However, if you are one of the many who manage to cross the finish line and become a ‘winner’ of NaNoWriMo, rejoice! But then remember- you do not yet have a novel. You have a first draft- or more realistically, you have a part of a first draft. As a new writer entering the exciting world of NaNoWriMo, it is easy to get pulled in to the fast paced forums, exciting word wars and start dreaming big about your novel. The adrenaline and ‘what if’s’ couple together to form an intoxicating dream of quick success and fame. Don’t let the excitement of NaNoWriMo give you unrealistic expectations about the publishing and writing industries though. NaNo is probably the only really fast paced thing out there.

Publishing is a slow industry. Reaching that NaNoWriMo goal will be exciting, and it’s great to dream big; we all want to be bestsellers. But there is a reason that books become bestsellers, and a lot of it has to do with the enormous amount of work that went into them. But don’t get discouraged! Your exciting writing journey is just getting under way! December will present you with a few choices:

1. Finish the first draft.
If 50,000 words were not enough to convey your story, that is okay. It is important to note that most published novels are at least double this amount. So if you need more time to finish your plot, do it! Just because November is over and you are a NaNoWriMo winner doesn’t mean you should stop writing, or abandon your book, half finished.

2. Editing.
Now if you did finish your first draft (in however many words) you can choose to start editing right away. Some authors, especially ones with deadlines, jump right into edits. A lot suggest that you start first with just an overall read of the manuscript to catch any major problems. After that you can delve in deeper and do the closer edits.

Other authors however, are proponents for taking a break before edits. Stephen King’s book On Writing suggests that readers take a substantial break after the first draft in order to come at the edits with a fresh eye. I tend to agree with this school of thought, and practice it with my blog. Now, when I’m editing posts that tend to be 1,000 words or less I don’t let them sit for months, or even weeks, but it is amazing to me what a day or two can reveal. I catch a lot of small mistakes, delete unnecessary or redundant information, and rearrange content to make more sense.

3. Shelf the novel.
Maybe your manuscript wore you out. Maybe by the end of the month you hate your characters, and plot. Maybe the book just got away from your and you are frustrated. That’s okay. No one says that you have to keep going. You can put that novel away and come back to it later- or not at all. This was your story. I only suggest that you don’t destroy it. You never know what day in the future you will want to look back on it and steal a character, or maybe even start writing it again with a fresh perspective.

You might be looking at all of this thinking “Well, if what I produce during this month isn’t really a finished Novel, does this mean that NaNoWriMo isn’t worth it?” Not at all.
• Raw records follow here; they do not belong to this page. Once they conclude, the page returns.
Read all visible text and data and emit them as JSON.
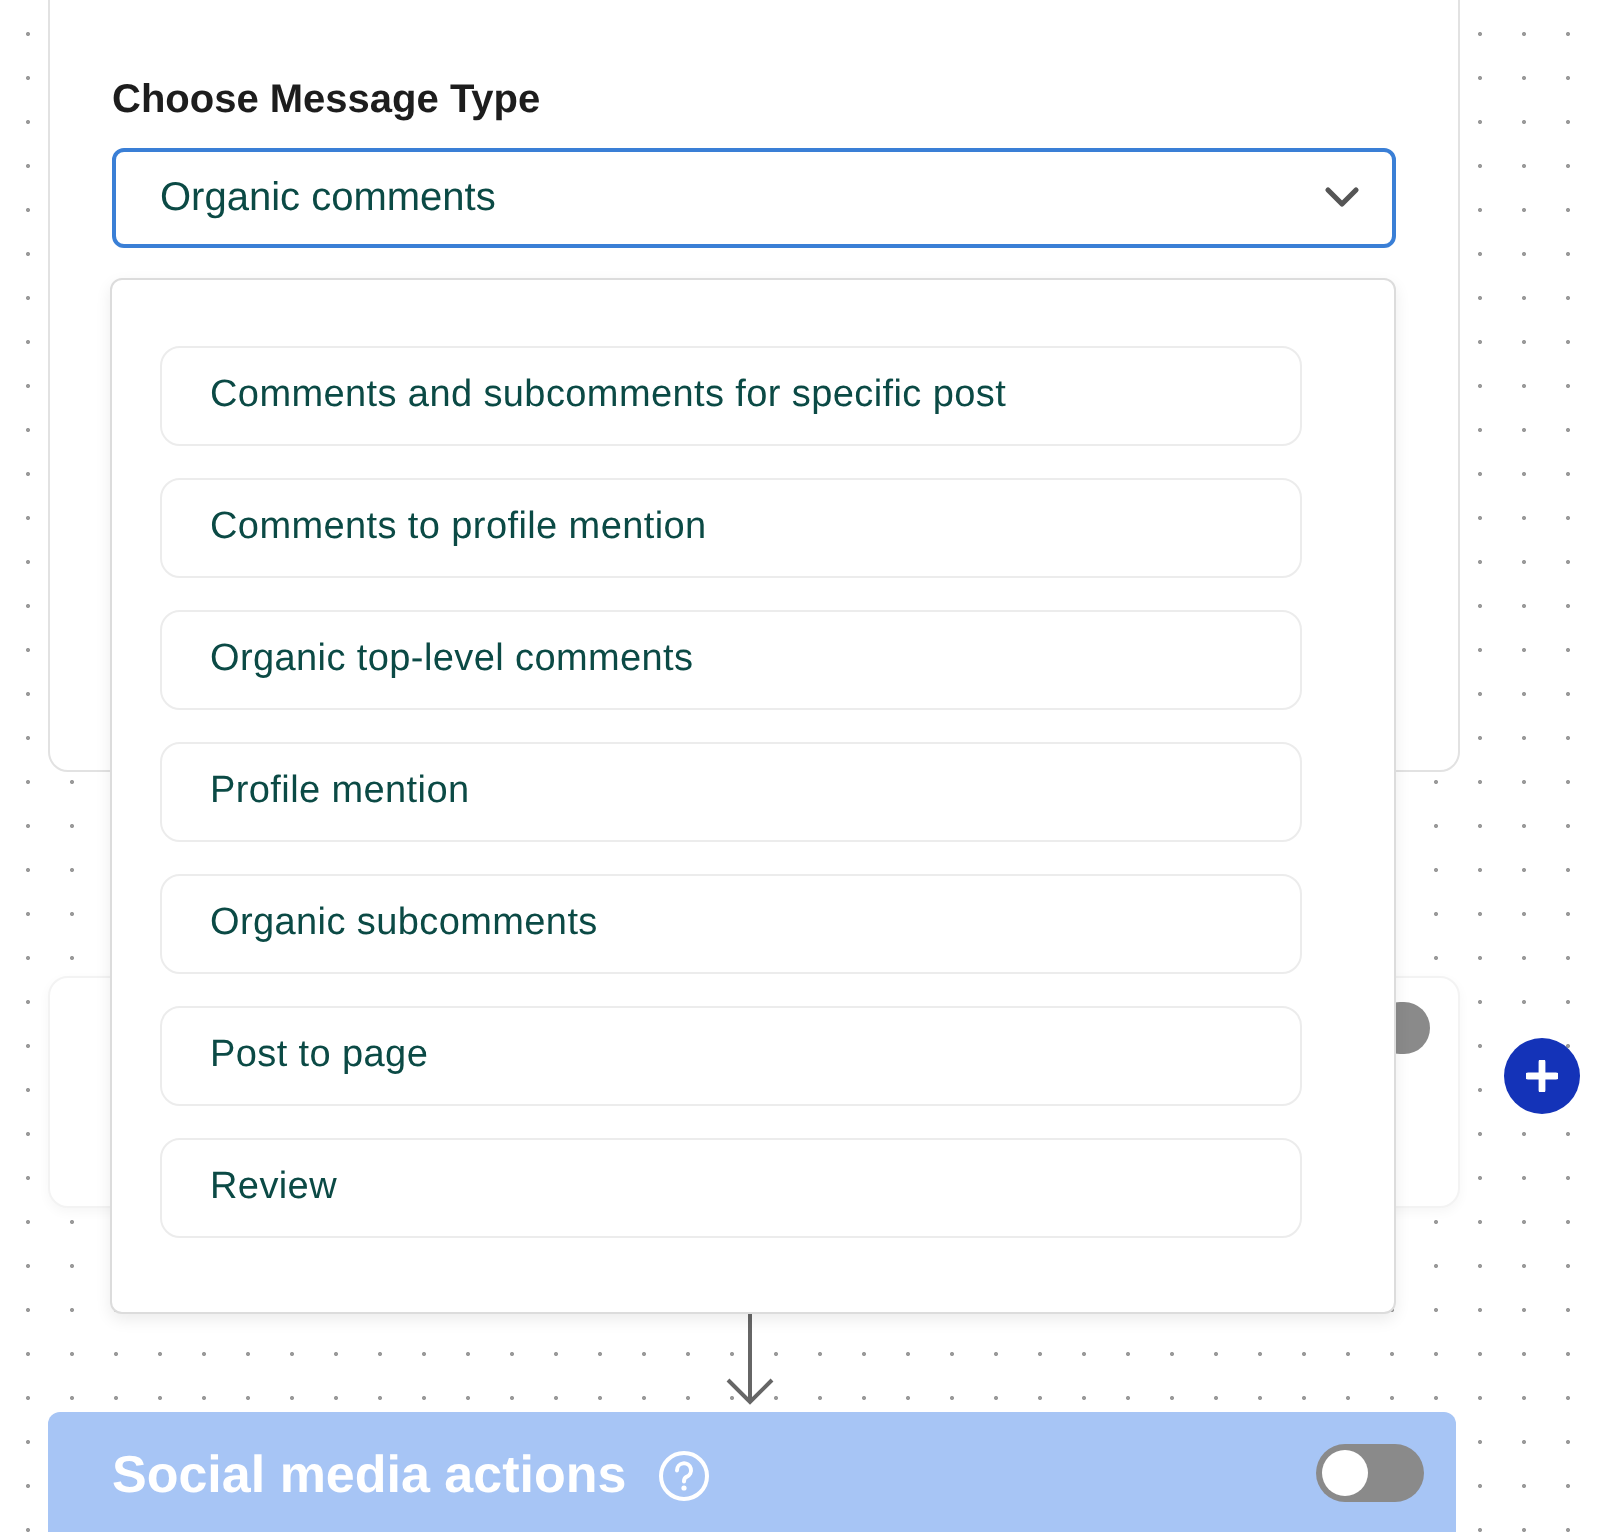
{
  "message_type": {
    "label": "Choose Message Type",
    "value": "Organic comments",
    "focused": true,
    "expanded": true,
    "options": [
      {
        "label": "Comments and subcomments for specific post",
        "selected": false
      },
      {
        "label": "Comments to profile mention",
        "selected": false
      },
      {
        "label": "Organic top-level comments",
        "selected": false
      },
      {
        "label": "Profile mention",
        "selected": false
      },
      {
        "label": "Organic subcomments",
        "selected": false
      },
      {
        "label": "Post to page",
        "selected": false
      },
      {
        "label": "Review",
        "selected": false
      }
    ]
  },
  "hidden_card": {
    "toggle_on": false
  },
  "social_actions": {
    "title": "Social media actions",
    "enabled": false
  }
}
This month pulls together people from all over the world to write- and that is exciting!

Single Step

“A journey of a thousand miles must begin with a single step” Think of NaNoWriMo as that first single step towards your novel. Just because it doesn’t get you all the way to your goal of having a published novel doesn’t diminish its importance. Understanding that this is only the first step in what can be a long slow journey will help you stay creative, and positive during the trials to come.

What are your expectations for NaNoWriMo? Are you excited to finally start writing something? Share your comments and reasons for writing in the section below!